Extracted records:
↓

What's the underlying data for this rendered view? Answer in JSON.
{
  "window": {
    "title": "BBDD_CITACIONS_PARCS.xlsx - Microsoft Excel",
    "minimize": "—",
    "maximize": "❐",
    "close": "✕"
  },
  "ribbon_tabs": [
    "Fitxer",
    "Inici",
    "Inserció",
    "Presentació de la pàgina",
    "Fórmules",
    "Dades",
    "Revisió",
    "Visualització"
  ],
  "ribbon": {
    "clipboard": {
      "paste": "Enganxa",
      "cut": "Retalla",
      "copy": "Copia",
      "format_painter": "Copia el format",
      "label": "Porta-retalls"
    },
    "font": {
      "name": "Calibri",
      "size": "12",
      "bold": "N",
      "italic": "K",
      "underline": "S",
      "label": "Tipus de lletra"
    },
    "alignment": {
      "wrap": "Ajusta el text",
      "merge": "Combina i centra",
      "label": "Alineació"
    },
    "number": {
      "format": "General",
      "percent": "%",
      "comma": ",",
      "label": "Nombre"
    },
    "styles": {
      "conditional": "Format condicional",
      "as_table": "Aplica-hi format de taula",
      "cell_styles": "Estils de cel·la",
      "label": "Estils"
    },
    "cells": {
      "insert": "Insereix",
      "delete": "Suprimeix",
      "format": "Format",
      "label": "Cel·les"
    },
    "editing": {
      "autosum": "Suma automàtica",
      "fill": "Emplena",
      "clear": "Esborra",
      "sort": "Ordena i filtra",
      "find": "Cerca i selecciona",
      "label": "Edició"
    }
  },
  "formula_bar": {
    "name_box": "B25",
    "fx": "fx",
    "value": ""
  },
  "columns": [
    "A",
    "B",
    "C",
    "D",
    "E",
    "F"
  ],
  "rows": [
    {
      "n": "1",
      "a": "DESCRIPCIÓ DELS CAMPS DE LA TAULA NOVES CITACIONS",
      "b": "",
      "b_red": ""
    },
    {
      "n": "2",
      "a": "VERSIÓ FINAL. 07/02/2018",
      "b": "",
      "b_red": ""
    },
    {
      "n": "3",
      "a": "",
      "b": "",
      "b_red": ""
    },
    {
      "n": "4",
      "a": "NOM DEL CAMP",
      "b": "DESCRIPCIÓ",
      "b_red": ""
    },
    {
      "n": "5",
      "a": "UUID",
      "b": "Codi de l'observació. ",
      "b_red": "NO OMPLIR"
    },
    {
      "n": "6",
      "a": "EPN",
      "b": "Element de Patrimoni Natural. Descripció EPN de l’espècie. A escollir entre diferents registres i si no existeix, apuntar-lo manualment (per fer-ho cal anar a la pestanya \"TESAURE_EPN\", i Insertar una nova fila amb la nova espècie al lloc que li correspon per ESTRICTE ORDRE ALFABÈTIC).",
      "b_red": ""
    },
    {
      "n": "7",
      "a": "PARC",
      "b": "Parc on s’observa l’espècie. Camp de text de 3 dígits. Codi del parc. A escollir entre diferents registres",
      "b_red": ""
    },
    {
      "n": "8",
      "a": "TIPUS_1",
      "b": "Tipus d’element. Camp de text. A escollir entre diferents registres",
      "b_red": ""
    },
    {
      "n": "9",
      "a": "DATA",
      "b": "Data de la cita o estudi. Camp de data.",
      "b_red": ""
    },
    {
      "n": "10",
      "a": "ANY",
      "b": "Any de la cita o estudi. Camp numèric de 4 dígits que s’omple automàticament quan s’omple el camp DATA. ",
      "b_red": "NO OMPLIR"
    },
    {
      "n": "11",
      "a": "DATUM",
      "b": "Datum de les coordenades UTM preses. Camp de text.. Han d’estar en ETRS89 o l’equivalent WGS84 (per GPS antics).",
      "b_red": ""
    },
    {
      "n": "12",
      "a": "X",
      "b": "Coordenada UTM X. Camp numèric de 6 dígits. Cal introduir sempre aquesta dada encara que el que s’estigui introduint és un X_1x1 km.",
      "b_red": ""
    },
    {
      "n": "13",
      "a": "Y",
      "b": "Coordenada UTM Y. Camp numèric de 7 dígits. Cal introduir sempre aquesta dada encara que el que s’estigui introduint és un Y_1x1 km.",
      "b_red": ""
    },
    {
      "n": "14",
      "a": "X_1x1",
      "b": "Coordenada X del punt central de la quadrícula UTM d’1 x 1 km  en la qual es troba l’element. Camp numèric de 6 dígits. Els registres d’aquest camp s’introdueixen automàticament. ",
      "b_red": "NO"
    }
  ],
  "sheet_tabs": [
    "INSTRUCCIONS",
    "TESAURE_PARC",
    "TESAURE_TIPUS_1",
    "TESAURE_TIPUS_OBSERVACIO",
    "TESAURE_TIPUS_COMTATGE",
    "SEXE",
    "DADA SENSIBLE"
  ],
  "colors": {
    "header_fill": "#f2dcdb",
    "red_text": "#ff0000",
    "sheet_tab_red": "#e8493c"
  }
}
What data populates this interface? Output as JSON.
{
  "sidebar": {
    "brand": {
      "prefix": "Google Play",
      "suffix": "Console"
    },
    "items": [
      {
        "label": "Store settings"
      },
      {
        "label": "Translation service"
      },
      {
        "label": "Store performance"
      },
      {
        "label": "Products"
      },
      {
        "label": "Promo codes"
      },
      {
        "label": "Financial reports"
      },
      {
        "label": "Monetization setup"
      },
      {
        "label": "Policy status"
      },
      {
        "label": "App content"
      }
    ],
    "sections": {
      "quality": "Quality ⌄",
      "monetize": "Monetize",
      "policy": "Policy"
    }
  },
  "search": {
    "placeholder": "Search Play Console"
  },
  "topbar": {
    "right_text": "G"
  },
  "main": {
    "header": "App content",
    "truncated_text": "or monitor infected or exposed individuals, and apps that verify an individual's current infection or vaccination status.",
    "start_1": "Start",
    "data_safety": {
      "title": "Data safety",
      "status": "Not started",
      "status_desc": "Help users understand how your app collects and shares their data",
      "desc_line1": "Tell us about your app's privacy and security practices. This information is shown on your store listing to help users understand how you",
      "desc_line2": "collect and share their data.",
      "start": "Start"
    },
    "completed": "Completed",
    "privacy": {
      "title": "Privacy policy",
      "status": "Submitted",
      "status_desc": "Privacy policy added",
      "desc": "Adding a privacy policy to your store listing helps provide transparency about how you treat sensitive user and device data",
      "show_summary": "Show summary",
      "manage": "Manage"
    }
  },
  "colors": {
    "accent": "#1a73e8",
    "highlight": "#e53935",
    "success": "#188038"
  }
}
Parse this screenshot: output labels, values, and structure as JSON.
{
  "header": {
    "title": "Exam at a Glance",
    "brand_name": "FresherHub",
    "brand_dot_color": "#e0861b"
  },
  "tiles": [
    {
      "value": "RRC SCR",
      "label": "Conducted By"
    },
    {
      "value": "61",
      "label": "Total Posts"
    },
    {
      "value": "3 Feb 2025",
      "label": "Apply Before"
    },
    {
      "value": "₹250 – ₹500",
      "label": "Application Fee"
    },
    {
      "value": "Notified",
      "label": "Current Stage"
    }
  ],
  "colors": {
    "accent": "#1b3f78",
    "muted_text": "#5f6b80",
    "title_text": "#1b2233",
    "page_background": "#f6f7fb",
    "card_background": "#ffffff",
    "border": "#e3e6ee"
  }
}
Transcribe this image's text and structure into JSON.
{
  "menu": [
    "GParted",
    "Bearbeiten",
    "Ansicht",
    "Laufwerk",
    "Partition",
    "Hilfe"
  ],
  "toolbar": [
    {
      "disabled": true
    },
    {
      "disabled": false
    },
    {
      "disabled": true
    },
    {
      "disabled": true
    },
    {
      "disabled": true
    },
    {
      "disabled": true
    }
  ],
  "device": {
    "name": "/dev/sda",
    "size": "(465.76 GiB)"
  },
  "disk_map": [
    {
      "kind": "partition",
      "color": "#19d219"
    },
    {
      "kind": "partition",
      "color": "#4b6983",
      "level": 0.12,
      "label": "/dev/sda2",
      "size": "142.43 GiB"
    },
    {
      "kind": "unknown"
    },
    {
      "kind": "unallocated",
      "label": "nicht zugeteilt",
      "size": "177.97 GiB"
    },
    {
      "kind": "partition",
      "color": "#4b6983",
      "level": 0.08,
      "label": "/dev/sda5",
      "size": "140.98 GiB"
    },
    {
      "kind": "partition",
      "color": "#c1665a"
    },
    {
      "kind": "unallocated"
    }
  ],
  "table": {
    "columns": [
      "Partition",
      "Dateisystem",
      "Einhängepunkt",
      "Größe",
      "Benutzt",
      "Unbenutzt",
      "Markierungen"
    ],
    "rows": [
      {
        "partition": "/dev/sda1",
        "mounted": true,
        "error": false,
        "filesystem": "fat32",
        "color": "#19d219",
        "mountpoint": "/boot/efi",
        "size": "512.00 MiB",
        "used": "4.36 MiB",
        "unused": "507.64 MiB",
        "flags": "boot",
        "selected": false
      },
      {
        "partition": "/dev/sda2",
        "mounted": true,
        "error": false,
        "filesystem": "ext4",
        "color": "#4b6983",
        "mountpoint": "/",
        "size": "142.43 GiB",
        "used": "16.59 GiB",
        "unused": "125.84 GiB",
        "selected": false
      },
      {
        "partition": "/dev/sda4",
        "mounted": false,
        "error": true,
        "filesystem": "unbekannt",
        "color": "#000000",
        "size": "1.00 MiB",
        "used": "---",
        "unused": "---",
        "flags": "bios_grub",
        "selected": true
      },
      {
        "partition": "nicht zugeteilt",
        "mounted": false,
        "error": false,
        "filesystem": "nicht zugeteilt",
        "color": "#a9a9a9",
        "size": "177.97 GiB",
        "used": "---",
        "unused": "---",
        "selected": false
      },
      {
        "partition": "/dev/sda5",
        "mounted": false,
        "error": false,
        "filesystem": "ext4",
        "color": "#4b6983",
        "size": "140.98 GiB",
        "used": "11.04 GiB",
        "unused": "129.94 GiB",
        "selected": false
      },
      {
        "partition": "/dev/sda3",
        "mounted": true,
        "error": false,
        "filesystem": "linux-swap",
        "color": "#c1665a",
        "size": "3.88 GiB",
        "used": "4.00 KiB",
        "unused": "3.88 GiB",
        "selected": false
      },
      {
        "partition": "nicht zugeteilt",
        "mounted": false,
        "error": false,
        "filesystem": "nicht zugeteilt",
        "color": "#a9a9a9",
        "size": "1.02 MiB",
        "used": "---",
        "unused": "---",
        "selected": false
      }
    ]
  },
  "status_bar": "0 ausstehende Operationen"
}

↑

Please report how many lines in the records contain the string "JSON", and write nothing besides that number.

4